--- DATA SHOWN ---

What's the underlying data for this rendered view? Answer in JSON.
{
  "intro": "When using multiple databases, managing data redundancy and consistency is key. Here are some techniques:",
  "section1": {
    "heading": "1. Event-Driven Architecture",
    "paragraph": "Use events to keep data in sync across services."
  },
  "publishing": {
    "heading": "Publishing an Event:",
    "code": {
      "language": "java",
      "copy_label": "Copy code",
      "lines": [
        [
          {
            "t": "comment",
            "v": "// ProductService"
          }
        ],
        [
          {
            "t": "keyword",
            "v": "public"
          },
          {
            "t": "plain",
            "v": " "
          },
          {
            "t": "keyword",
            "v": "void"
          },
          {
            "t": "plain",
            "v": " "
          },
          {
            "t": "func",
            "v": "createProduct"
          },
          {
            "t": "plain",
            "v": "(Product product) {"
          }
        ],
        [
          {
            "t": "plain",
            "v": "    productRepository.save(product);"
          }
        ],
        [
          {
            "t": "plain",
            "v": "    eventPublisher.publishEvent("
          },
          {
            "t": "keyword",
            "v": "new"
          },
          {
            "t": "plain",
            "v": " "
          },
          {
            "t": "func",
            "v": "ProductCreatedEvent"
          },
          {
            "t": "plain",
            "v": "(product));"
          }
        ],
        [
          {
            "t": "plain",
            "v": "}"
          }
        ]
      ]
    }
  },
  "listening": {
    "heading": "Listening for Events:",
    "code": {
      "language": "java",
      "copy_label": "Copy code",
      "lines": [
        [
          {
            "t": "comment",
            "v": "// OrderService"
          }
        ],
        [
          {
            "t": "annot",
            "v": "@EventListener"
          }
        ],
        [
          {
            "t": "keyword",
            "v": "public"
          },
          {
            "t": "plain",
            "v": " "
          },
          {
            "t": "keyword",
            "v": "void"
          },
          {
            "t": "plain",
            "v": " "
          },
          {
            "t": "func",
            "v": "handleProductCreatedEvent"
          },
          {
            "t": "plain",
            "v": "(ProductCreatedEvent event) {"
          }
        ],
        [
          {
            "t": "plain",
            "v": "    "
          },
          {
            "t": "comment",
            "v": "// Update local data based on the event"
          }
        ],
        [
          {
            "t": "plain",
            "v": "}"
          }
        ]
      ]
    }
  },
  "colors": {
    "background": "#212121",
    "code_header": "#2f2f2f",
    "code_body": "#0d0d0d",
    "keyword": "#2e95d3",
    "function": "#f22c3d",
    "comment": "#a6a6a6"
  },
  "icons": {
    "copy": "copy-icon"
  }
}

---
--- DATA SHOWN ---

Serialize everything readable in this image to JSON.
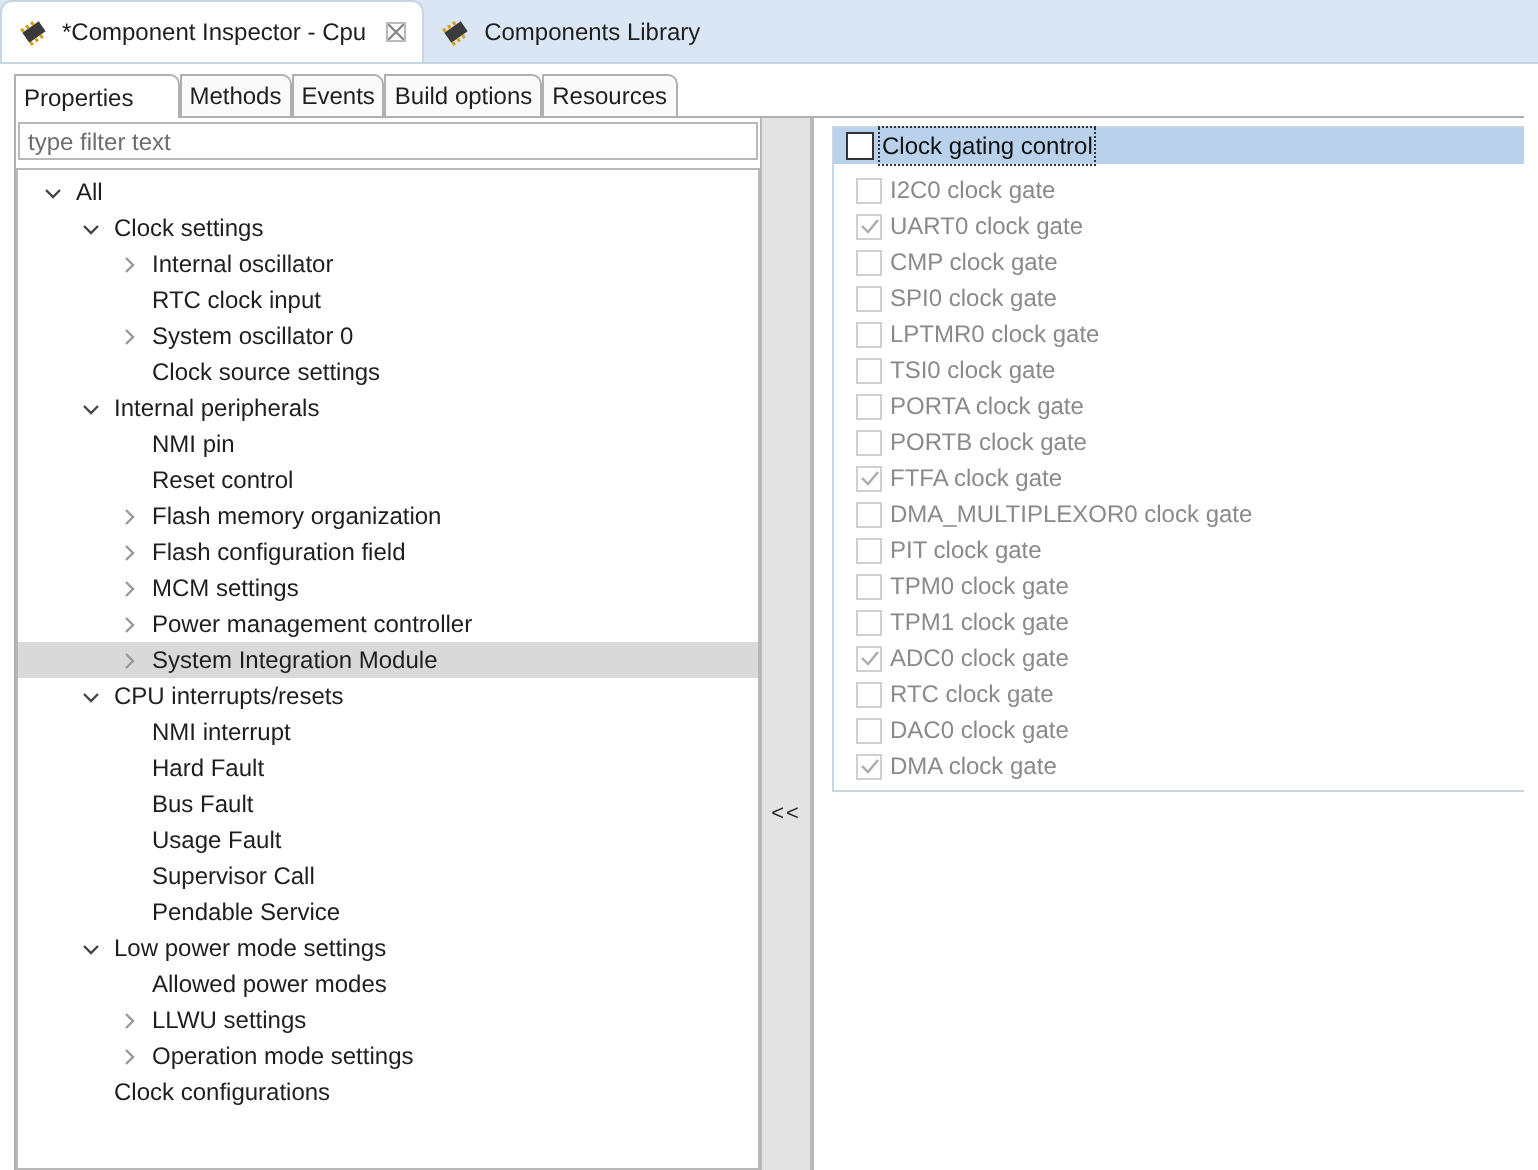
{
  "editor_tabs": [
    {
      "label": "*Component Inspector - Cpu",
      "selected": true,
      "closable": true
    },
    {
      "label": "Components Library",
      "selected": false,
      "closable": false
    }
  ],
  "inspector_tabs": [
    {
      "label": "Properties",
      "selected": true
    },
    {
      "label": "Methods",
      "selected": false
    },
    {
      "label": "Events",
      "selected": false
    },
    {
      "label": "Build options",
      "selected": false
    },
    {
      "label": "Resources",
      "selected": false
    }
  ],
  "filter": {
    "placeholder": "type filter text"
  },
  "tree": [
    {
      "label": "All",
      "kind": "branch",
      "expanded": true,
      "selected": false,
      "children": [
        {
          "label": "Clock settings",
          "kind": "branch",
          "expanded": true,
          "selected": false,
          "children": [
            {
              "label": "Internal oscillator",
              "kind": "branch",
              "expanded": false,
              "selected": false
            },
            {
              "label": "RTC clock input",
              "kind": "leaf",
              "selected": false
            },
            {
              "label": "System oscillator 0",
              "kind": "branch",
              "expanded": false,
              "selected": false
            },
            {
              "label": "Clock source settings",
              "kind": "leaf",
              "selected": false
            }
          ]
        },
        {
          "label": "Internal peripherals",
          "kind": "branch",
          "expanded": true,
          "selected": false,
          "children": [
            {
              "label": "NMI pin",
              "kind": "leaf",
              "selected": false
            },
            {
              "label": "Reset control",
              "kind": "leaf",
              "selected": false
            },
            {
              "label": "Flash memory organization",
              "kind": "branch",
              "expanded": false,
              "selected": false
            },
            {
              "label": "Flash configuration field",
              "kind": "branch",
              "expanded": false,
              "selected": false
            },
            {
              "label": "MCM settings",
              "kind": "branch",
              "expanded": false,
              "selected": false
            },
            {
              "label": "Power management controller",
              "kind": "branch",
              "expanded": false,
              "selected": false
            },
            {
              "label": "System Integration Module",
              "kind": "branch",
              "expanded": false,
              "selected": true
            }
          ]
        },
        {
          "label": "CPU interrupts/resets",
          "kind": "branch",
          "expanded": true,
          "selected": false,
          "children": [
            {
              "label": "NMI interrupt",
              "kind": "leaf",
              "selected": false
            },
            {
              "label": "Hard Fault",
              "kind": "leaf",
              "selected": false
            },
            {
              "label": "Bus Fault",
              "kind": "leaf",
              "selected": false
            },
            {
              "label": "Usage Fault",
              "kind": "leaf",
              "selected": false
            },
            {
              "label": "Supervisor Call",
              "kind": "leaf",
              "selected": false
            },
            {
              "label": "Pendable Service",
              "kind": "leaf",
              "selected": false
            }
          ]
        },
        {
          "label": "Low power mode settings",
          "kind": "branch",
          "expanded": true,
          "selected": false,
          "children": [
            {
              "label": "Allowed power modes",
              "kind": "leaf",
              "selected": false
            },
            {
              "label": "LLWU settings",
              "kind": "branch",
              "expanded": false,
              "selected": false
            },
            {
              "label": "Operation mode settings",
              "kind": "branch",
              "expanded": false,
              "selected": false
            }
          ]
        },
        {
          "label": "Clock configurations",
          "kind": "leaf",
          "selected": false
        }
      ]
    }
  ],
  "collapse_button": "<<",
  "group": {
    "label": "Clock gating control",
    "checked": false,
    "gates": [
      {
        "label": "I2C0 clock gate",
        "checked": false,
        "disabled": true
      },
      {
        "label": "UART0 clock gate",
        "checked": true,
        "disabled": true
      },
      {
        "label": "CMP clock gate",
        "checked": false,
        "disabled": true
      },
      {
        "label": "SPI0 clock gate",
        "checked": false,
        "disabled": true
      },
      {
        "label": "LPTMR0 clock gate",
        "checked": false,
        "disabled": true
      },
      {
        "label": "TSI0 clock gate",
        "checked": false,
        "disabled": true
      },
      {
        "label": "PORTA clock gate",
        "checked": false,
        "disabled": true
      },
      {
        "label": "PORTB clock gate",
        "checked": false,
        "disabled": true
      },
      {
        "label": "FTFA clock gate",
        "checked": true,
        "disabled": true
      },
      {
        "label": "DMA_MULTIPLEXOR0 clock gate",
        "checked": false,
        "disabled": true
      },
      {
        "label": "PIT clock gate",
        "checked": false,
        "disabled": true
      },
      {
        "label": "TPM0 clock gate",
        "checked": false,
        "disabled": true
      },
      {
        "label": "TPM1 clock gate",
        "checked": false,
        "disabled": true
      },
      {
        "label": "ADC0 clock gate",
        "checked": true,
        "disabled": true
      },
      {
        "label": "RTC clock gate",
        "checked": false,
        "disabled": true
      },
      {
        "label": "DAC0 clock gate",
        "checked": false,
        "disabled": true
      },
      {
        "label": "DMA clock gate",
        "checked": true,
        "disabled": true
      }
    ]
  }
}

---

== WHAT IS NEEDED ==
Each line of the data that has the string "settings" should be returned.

== RESPONSE TO THE EXERCISE ==
          "label": "Clock settings",
              "label": "Clock source settings",
              "label": "MCM settings",
          "label": "Low power mode settings",
              "label": "LLWU settings",
              "label": "Operation mode settings",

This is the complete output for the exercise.